  • RSS Here is what people are saying

    • Brookline Asking For Feedback About Idaho Stops September 17, 2014
      TweetIn case you didn’t know, the Idaho Stop is when cyclists are allowed to treat stop signs like yields, and red lights like stop signs.  Idaho was the first to try it out, and more or less its been pretty … Continue reading →
      Boston Biker
    • Active Versus Inactive Transportation September 15, 2014
      TweetUntil I started a bicycling blog, I had never really heard of the term “active transportation.” The first time I heard this term, I thought it was rather odd. I didn’t know whether it referred to the fact that one … Continue reading →
      IsolateCyclist
    • More Bikes Than Cars September 12, 2014
      TweetTwice in the last two weeks I have been a part of a lovely thing.  While riding to work I look around and see way…way more bikes than cars.   I think it is a product of the lovely riding weather … Continue reading →
      Boston Biker

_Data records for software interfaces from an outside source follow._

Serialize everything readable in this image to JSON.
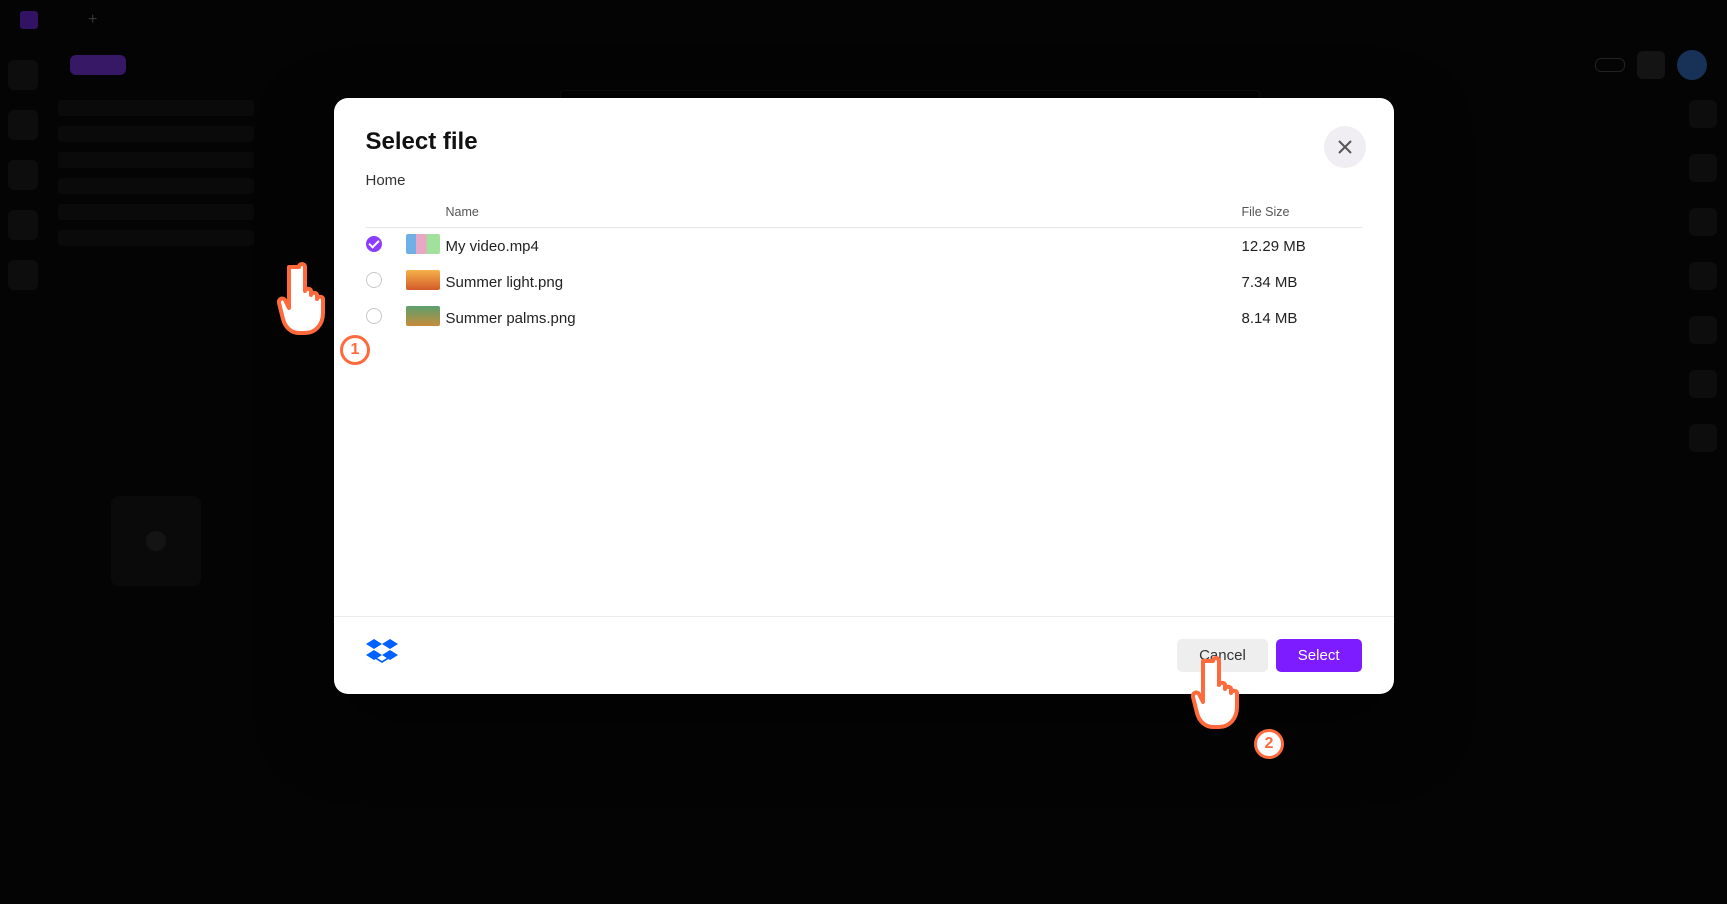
{
  "app": {
    "name": "",
    "active_tab": "",
    "primary_action": "",
    "upgrade_label": ""
  },
  "modal": {
    "title": "Select file",
    "breadcrumb": "Home",
    "columns": {
      "name": "Name",
      "size": "File Size"
    },
    "files": [
      {
        "name": "My video.mp4",
        "size": "12.29 MB",
        "selected": true
      },
      {
        "name": "Summer light.png",
        "size": "7.34 MB",
        "selected": false
      },
      {
        "name": "Summer palms.png",
        "size": "8.14 MB",
        "selected": false
      }
    ],
    "cancel_label": "Cancel",
    "select_label": "Select"
  },
  "annotations": {
    "step1": "1",
    "step2": "2"
  }
}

    • FREE! Bike Hangers With Security Cable’s FREE! September 12, 2014
      TweetHowdy folks, I have roughly 10 Mini Mum Vertical Bike Hangers with Security Cable.     Free to whoever wants one or all of them.  They don’t have mounting screws, but you can get those at any hardware store.   … Continue reading →
      Boston Biker

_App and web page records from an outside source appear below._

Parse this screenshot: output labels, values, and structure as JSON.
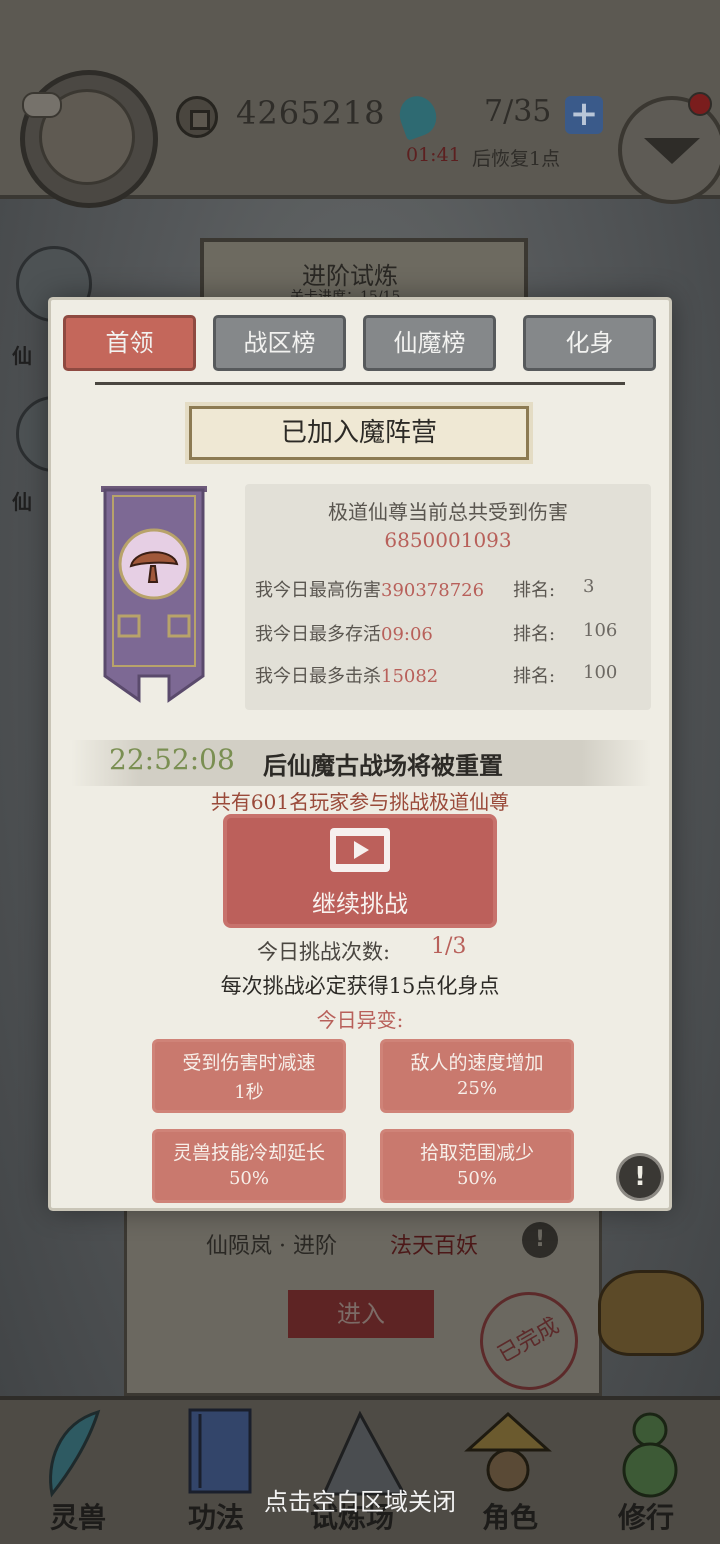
{
  "topbar": {
    "coins": "4265218",
    "energy": "7/35",
    "plus": "+",
    "timer": "01:41",
    "recover_text": "后恢复1点"
  },
  "side": {
    "item1_label": "仙",
    "item2_label": "仙"
  },
  "background_scroll": {
    "title": "进阶试炼",
    "subtitle": "关卡进度：15/15"
  },
  "stage": {
    "name": "仙陨岚 · 进阶",
    "subtitle": "法天百妖",
    "enter_label": "进入",
    "done_stamp": "已完成"
  },
  "popup": {
    "tabs": [
      {
        "label": "首领",
        "active": true
      },
      {
        "label": "战区榜",
        "active": false
      },
      {
        "label": "仙魔榜",
        "active": false
      },
      {
        "label": "化身",
        "active": false
      }
    ],
    "faction": "已加入魔阵营",
    "stats": {
      "title": "极道仙尊当前总共受到伤害",
      "total_damage": "6850001093",
      "rank_label": "排名:",
      "rows": [
        {
          "label": "我今日最高伤害",
          "value": "390378726",
          "rank": "3"
        },
        {
          "label": "我今日最多存活",
          "value": "09:06",
          "rank": "106"
        },
        {
          "label": "我今日最多击杀",
          "value": "15082",
          "rank": "100"
        }
      ]
    },
    "reset_time": "22:52:08",
    "reset_text": "后仙魔古战场将被重置",
    "participants": "共有601名玩家参与挑战极道仙尊",
    "challenge_button": "继续挑战",
    "attempts_label": "今日挑战次数:",
    "attempts_value": "1/3",
    "reward_note": "每次挑战必定获得15点化身点",
    "mutation_title": "今日异变:",
    "modifiers": [
      {
        "name": "受到伤害时减速",
        "value": "1秒"
      },
      {
        "name": "敌人的速度增加",
        "value": "25%"
      },
      {
        "name": "灵兽技能冷却延长",
        "value": "50%"
      },
      {
        "name": "拾取范围减少",
        "value": "50%"
      }
    ],
    "info_icon": "!"
  },
  "bottom_nav": [
    {
      "label": "灵兽",
      "icon": "feather-icon"
    },
    {
      "label": "功法",
      "icon": "book-icon"
    },
    {
      "label": "试炼场",
      "icon": "mountain-icon"
    },
    {
      "label": "角色",
      "icon": "hat-icon"
    },
    {
      "label": "修行",
      "icon": "gourd-icon"
    }
  ],
  "close_hint": "点击空白区域关闭",
  "colors": {
    "active_tab": "#c4675b",
    "inactive_tab": "#85888a",
    "highlight_red": "#b8605a",
    "timer_green": "#7a8f52",
    "modifier_card": "#c9796e"
  }
}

    • The Role Of Bicycle Tourism In A Community’s Acceptance Of Bicycling September 11, 2014
      TweetBicycle tourism, although growing in leaps and bounds, is not something we think about when advocating for bicycling or bicycle infrastructure. Bicycling is generally seen as a recreational activity or a mode of transportation. Consequently, arguments for its acceptance are … Continue reading →
      IsolateCyclist
    • More Coverage Of Side Guards September 11, 2014
      TweetFrom Boston Magazine: ———- In late July, a Hubway cyclist traveling down Massachusetts Avenue in the South End was hit by a city-contracted trash truck as it went to make a right hand turn onto Columbus Avenue. The cyclist survived the accident, … Continue reading →
      Boston Biker
    • David Watson Steps Down As Executive Director Of MassBike September 11, 2014
      TweetWhile I am very sad to see David go, he did an excellent job at MassBike for many years, its great that he is moving on to other challenges. From MassBike: Today our Executive Director, David Watson, announced that he … Continue reading →
      Boston Biker
    • Mayor Walsh Proposes A Truck Safety Bill For Cyclists September 9, 2014
      TweetFrom The Boston Cyclists Union: —————- The City of Boston took a big step forward for the country today as Mayor Marty Walsh presented an ordinance to the City Council that will make truck design far safer for pedestrians and … Continue reading →
      Boston Biker
    • Big Elm/ QuadCross Weekend! September 9, 2014
      Tweet Photo by Katie Busick This was good weekend at the races for the Cuppow boys. Mike took the win at Big Elm, while Ian (whose tactical nous helped win the race) managed to hold on for third. The course … Continue reading →
      geekhousebikes
    • Cyclists Taking Risks When No Cars Are In Sight September 8, 2014
      TweetCyclists vary considerably in what they consider to be a risk and how much risk they are willing to take. Risk averse riders take virtually no chances. Average riders pick and choose what they are willing to risk. And bold … Continue reading →
      IsolateCyclist